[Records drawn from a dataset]

========================================

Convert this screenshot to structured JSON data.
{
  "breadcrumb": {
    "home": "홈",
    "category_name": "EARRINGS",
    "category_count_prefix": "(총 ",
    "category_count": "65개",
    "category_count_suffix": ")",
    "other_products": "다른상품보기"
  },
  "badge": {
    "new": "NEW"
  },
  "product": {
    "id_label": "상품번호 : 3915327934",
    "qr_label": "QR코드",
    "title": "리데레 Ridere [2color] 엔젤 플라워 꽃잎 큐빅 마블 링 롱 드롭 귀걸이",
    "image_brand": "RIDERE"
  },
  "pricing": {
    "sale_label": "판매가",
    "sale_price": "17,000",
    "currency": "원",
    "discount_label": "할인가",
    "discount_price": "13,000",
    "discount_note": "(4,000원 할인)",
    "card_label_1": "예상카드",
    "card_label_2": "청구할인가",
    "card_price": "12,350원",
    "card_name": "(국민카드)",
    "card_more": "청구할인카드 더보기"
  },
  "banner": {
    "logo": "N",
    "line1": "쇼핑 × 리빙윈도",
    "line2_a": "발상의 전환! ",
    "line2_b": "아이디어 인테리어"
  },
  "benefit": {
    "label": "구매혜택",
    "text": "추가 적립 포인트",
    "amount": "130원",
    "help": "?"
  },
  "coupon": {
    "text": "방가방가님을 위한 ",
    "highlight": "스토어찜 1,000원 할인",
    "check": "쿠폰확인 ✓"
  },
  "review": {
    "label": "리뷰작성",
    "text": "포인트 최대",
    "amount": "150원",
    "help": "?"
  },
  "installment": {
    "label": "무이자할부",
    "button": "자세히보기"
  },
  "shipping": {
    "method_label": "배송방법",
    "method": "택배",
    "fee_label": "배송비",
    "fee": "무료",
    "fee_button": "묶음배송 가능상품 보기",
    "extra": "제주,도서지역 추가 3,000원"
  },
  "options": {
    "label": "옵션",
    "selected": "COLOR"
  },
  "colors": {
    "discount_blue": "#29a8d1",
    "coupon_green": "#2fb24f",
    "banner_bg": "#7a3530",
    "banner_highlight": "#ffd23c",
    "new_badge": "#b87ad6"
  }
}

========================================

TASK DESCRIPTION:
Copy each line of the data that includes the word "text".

ANSWER SECTION:
    "text": "추가 적립 포인트",
    "text": "방가방가님을 위한 ",
    "text": "포인트 최대",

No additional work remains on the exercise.